My family and I spent the first weekend in August camping at Yuba State Park. It was my brother-in-law’s 40th birthday and he’d invited his parents and siblings and their families to camp with his family. I told Traci that I’d be happy to drag the camp trailer that far IF I could spend each day away from camp hiking. We left home Thursday after I got off work, with me driving the truck with trailer in tow and Traci following me in the Jeep. We arrived at our campsite which, due to the low water levels in the reservoir, was a couple hundred yards from the water’s edge. We had dinner, I cracked open a couple of beers, and we spent the evening hanging out with my in-laws.
On Friday I woke up at 5:30AM to hike Fool Creek Peak, then arrived back at camp in the afternoon. I did a little exploring in the hills on the way into camp and found some axle grease inscriptions from the late 1800s. Chris joined us later in the afternoon so we could hike together the following day.
We got a later start on Saturday morning. Chris and I hopped in the Jeep and did quite a bit of driving so we could hike Delano Peak and Mine Camp Peak. Back at camp that evening we swam in the reservoir and played around with some night photography.
Before packing up camp on Sunday, Chris and I hiked all around the Painted Rocks area looking for some pictographs.
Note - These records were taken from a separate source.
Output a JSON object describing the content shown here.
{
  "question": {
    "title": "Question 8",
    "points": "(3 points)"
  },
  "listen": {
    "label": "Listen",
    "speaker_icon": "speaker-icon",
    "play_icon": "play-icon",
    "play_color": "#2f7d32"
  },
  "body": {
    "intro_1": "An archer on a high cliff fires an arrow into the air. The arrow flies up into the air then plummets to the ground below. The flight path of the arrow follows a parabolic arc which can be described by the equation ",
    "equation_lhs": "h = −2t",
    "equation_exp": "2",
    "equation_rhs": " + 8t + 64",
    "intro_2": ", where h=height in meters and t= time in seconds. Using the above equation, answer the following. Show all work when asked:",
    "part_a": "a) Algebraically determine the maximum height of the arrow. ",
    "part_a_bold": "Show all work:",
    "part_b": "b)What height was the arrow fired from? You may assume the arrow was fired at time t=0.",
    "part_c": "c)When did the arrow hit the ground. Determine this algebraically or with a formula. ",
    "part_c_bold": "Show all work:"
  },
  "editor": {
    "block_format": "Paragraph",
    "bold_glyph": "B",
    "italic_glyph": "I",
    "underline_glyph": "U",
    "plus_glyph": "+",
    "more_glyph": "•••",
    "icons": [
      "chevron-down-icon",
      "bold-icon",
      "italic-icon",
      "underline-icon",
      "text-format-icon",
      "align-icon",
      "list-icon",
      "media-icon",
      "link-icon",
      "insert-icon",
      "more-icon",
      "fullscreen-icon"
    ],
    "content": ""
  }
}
I’d read about the rock art but couldn’t determine exactly where it was through my online research. Painted Rocks is a relatively small area, though, so it didn’t take long for us to scour all the most likely places. We found the pictographs high on a cliff, and it’s likely that wave action from the reservoir had eroded a talus slope that previously made the rock art more accessible. One panel was still clear but there were several others that were badly faded. They were typical Fremont-style figures with horns, necklaces, and shield/spiral designs. I quite enjoyed ending my stay in the area by finding the rock art.
Photo Gallery: Yuba State Park, Painted Rocks